*Supplied data*
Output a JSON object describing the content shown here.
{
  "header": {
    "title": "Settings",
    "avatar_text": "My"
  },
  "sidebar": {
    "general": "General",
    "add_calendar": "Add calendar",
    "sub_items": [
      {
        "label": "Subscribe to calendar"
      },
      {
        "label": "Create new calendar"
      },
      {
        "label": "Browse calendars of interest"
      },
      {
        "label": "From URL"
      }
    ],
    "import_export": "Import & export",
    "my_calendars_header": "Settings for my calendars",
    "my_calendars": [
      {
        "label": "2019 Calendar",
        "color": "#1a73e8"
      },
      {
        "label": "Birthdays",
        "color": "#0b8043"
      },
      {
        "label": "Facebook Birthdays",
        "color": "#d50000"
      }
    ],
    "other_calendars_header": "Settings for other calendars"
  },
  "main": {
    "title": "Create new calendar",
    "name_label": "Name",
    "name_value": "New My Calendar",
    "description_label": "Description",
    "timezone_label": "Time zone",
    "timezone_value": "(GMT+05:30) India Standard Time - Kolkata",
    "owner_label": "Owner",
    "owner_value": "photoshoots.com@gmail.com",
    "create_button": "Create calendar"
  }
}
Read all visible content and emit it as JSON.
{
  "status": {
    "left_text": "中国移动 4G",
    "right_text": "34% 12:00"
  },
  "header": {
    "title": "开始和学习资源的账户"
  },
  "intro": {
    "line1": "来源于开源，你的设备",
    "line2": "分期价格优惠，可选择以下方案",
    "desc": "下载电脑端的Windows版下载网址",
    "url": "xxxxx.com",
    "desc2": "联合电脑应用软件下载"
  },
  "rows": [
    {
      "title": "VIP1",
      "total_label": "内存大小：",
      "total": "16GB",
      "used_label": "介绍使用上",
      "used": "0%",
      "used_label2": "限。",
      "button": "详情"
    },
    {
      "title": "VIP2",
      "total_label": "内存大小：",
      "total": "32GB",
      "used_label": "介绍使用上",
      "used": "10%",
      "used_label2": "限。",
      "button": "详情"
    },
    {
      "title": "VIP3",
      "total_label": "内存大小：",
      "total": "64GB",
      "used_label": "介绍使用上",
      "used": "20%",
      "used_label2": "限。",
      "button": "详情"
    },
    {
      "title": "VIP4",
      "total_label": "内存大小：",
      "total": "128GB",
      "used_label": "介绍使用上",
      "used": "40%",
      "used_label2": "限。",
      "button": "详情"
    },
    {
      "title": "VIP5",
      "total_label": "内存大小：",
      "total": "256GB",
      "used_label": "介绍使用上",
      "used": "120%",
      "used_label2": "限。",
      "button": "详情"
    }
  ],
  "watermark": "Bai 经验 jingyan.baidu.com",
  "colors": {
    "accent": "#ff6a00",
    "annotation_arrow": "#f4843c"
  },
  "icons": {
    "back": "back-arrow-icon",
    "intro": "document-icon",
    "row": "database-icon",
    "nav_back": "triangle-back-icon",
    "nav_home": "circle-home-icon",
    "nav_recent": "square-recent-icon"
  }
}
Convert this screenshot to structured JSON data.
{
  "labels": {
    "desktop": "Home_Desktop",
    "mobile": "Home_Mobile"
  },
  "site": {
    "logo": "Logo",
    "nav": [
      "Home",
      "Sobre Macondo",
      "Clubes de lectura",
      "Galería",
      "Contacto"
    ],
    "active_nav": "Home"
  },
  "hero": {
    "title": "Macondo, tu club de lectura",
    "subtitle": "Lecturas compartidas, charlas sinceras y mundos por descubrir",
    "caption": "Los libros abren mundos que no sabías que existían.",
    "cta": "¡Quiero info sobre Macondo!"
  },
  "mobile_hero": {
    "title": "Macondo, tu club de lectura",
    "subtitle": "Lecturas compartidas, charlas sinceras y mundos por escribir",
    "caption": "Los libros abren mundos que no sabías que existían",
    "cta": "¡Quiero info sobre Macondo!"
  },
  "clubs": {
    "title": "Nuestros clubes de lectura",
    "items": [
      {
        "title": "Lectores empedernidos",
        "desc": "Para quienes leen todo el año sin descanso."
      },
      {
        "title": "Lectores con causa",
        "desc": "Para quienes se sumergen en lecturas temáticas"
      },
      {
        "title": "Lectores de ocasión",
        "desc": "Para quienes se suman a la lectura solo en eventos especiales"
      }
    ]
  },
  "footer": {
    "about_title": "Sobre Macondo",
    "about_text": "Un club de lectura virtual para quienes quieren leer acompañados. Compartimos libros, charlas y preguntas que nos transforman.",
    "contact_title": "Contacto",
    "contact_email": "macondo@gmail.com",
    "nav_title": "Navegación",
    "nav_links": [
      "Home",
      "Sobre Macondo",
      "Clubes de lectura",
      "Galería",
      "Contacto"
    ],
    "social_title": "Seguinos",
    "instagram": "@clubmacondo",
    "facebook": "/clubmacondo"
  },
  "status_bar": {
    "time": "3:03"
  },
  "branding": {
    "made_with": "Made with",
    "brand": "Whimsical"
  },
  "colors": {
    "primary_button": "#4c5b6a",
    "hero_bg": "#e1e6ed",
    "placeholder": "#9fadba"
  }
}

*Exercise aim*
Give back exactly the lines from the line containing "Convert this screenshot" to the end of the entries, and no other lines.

*Reply*
Convert this screenshot to structured JSON data.
{
  "labels": {
    "desktop": "Home_Desktop",
    "mobile": "Home_Mobile"
  },
  "site": {
    "logo": "Logo",
    "nav": [
      "Home",
      "Sobre Macondo",
      "Clubes de lectura",
      "Galería",
      "Contacto"
    ],
    "active_nav": "Home"
  },
  "hero": {
    "title": "Macondo, tu club de lectura",
    "subtitle": "Lecturas compartidas, charlas sinceras y mundos por descubrir",
    "caption": "Los libros abren mundos que no sabías que existían.",
    "cta": "¡Quiero info sobre Macondo!"
  },
  "mobile_hero": {
    "title": "Macondo, tu club de lectura",
    "subtitle": "Lecturas compartidas, charlas sinceras y mundos por escribir",
    "caption": "Los libros abren mundos que no sabías que existían",
    "cta": "¡Quiero info sobre Macondo!"
  },
  "clubs": {
    "title": "Nuestros clubes de lectura",
    "items": [
      {
        "title": "Lectores empedernidos",
        "desc": "Para quienes leen todo el año sin descanso."
      },
      {
        "title": "Lectores con causa",
        "desc": "Para quienes se sumergen en lecturas temáticas"
      },
      {
        "title": "Lectores de ocasión",
        "desc": "Para quienes se suman a la lectura solo en eventos especiales"
      }
    ]
  },
  "footer": {
    "about_title": "Sobre Macondo",
    "about_text": "Un club de lectura virtual para quienes quieren leer acompañados. Compartimos libros, charlas y preguntas que nos transforman.",
    "contact_title": "Contacto",
    "contact_email": "macondo@gmail.com",
    "nav_title": "Navegación",
    "nav_links": [
      "Home",
      "Sobre Macondo",
      "Clubes de lectura",
      "Galería",
      "Contacto"
    ],
    "social_title": "Seguinos",
    "instagram": "@clubmacondo",
    "facebook": "/clubmacondo"
  },
  "status_bar": {
    "time": "3:03"
  },
  "branding": {
    "made_with": "Made with",
    "brand": "Whimsical"
  },
  "colors": {
    "primary_button": "#4c5b6a",
    "hero_bg": "#e1e6ed",
    "placeholder": "#9fadba"
  }
}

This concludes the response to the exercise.